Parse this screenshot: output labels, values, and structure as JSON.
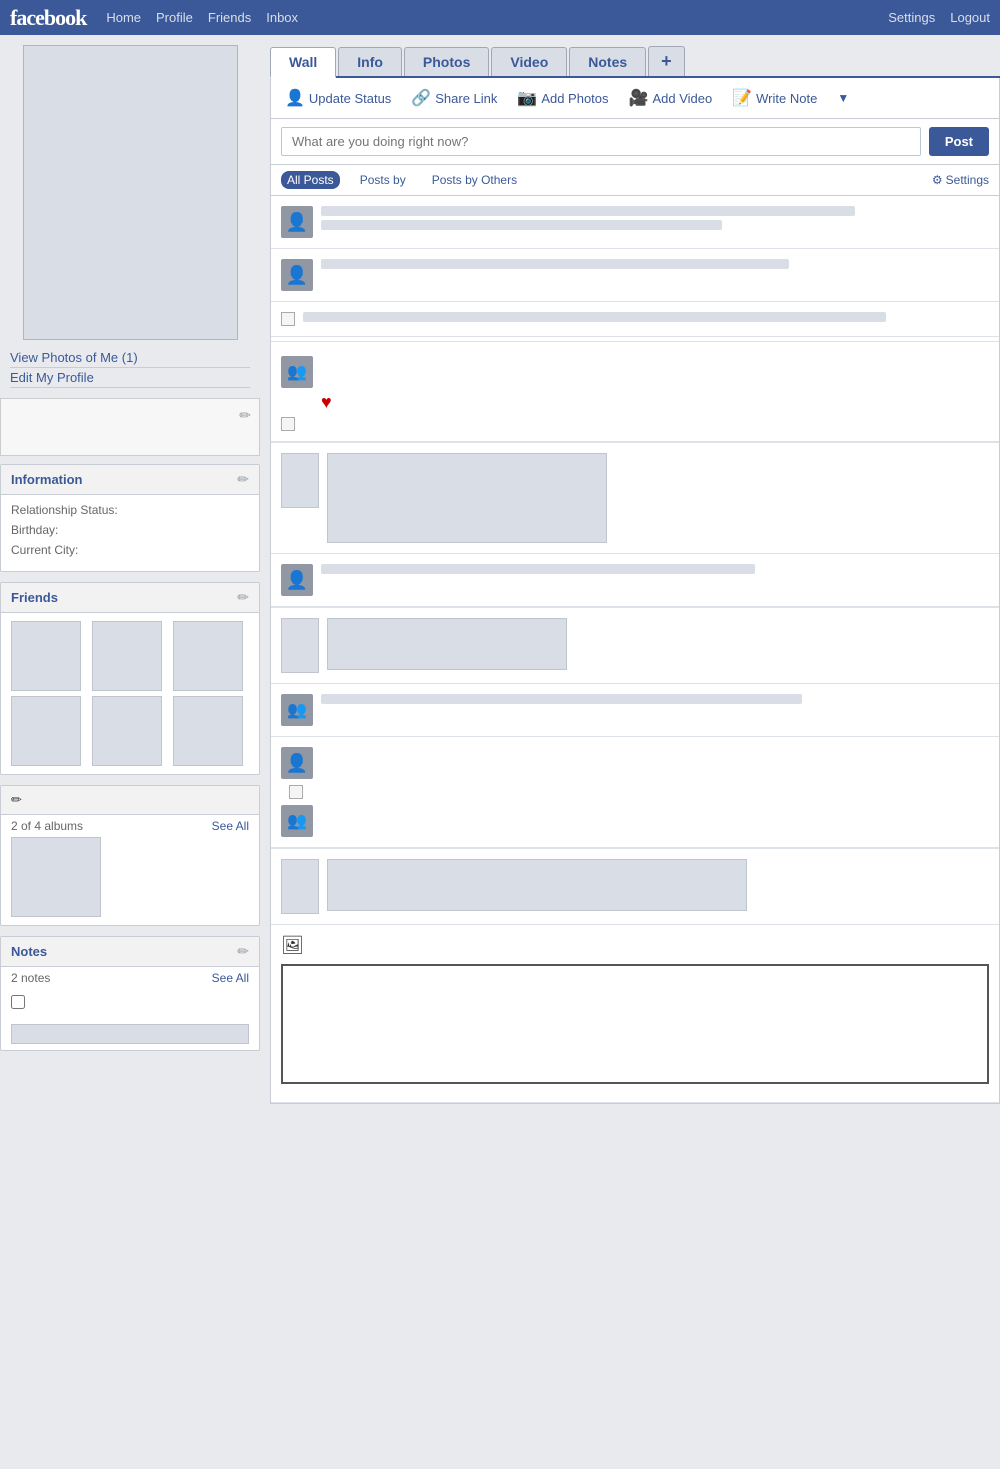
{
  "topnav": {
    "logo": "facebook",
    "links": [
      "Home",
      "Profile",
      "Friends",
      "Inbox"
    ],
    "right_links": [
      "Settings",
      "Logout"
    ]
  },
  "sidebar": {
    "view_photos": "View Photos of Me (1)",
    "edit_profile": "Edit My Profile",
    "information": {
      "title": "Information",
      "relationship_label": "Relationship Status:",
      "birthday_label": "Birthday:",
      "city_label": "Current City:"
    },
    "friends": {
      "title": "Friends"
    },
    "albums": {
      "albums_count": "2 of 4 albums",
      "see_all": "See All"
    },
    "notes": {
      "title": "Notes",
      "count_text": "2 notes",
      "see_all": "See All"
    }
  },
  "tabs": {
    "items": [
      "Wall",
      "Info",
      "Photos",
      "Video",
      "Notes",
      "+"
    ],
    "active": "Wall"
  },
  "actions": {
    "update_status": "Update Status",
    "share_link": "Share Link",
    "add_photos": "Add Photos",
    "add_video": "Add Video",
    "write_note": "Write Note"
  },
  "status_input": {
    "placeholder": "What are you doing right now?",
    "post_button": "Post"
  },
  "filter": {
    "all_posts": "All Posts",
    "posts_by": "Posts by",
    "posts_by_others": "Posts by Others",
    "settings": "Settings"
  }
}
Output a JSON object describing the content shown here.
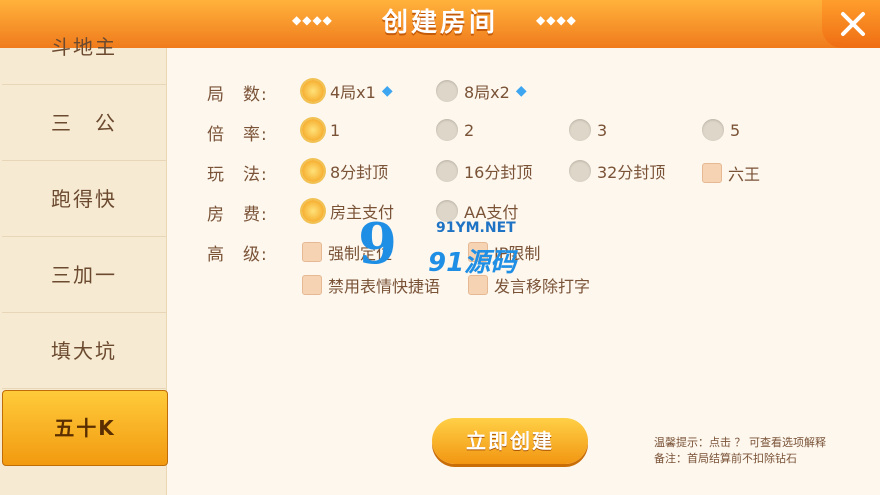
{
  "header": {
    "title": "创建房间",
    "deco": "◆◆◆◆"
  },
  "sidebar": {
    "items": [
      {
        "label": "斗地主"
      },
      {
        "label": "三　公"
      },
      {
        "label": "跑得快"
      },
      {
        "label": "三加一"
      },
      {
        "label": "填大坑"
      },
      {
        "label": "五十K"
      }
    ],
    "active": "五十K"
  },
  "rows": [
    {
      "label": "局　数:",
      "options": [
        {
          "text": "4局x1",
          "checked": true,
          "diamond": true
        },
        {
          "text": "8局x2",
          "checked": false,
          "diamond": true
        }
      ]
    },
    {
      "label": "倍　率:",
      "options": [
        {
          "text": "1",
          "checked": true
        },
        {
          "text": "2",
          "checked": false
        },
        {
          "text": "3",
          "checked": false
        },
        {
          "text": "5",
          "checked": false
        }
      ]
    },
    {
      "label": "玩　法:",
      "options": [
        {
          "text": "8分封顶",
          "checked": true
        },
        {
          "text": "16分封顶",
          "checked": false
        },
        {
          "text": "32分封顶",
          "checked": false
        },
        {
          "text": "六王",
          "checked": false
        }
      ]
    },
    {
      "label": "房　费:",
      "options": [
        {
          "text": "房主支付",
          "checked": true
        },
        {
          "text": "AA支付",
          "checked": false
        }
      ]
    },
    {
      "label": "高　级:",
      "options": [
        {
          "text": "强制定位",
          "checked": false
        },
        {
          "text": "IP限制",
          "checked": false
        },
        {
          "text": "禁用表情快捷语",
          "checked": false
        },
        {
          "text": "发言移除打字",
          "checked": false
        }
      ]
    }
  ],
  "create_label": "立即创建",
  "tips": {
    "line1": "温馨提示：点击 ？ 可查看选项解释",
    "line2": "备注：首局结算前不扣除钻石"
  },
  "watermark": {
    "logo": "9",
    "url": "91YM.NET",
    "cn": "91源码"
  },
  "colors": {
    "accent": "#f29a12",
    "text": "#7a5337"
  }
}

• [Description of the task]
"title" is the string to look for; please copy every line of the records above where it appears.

• [Reply to the task]
      "title": "Information",
      "title": "Friends"
      "title": "Notes",
    "title": "创建房间",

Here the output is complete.